Further detail about this can be seen here. Subsequently, one may also ask, what causes resource partitioning?

The original concept of resource partitioning refers to the evolutionary adaptations in species as a response to the evolutionary pressure from interspecific competition. When species compete for the exact same resources, one species typically has the advantage over another, even if only slightly so.

Also Know, what is the benefit of resource partitioning? Resource Partitioning and Why It Matters. Similar species commonly use limiting resources in different ways. Such resource partitioning helps to explain how seemingly similar species can coexist in the same ecological community without one pushing the others to extinction through competition.

Similarly, what is resource partitioning?

When species divide a niche to avoid competition for resources, it is called resource partitioning.

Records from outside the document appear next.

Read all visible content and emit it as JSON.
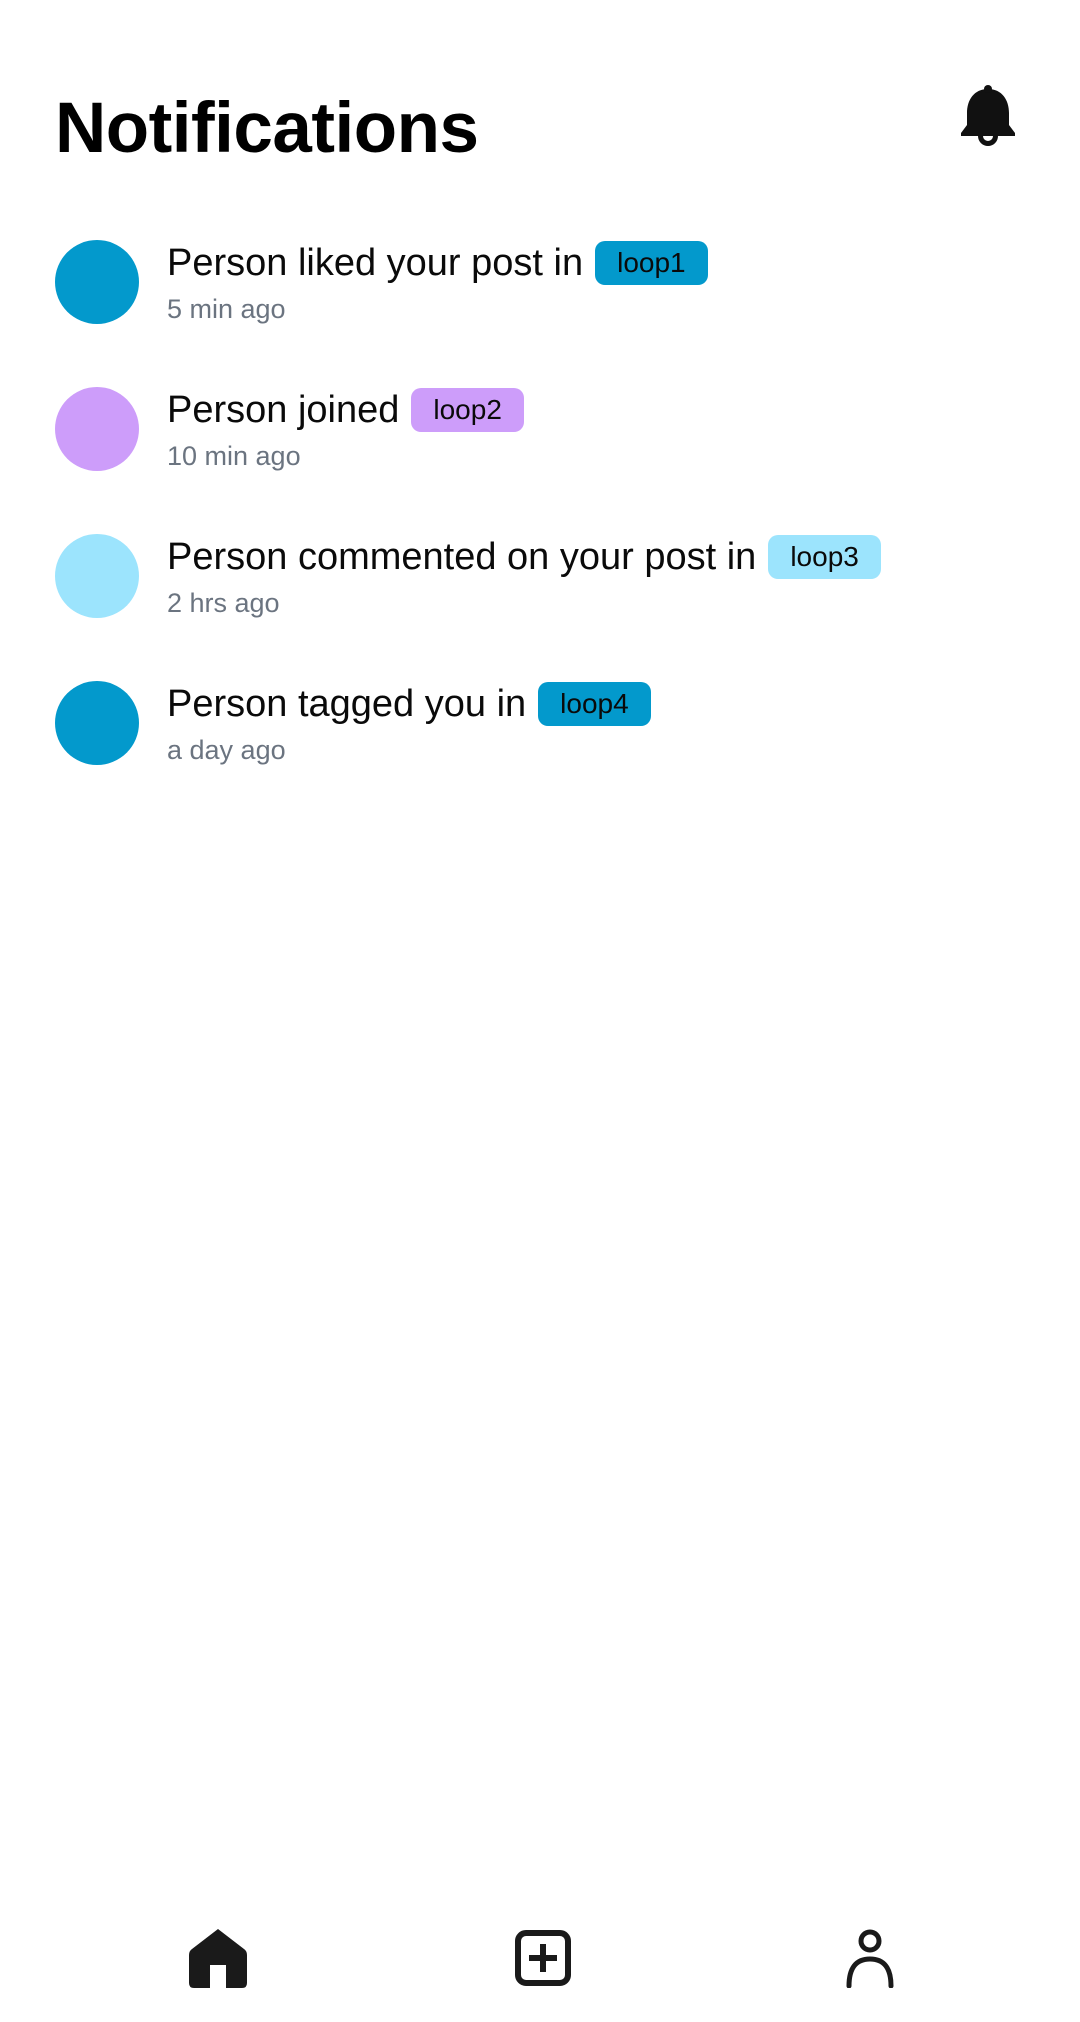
{
  "header": {
    "title": "Notifications",
    "bell_icon": "bell-icon"
  },
  "notifications": [
    {
      "message": "Person liked your post in",
      "tag": "loop1",
      "time": "5 min ago",
      "avatar_color": "#0399cc",
      "tag_color": "#0399cc"
    },
    {
      "message": "Person joined",
      "tag": "loop2",
      "time": "10 min ago",
      "avatar_color": "#cd9dfa",
      "tag_color": "#cd9dfa"
    },
    {
      "message": "Person commented on your post in",
      "tag": "loop3",
      "time": "2 hrs ago",
      "avatar_color": "#9ce4fd",
      "tag_color": "#9ce4fd"
    },
    {
      "message": "Person tagged you in",
      "tag": "loop4",
      "time": "a day ago",
      "avatar_color": "#0399cc",
      "tag_color": "#0399cc"
    }
  ],
  "bottom_nav": {
    "items": [
      {
        "icon": "home-icon"
      },
      {
        "icon": "add-square-icon"
      },
      {
        "icon": "profile-icon"
      }
    ]
  }
}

Sometimes the competition is between species, called interspecific competition, and sometimes it's between individuals of the same species, or intraspecific competition.

Watch the video: Resource partitioning (June 2022).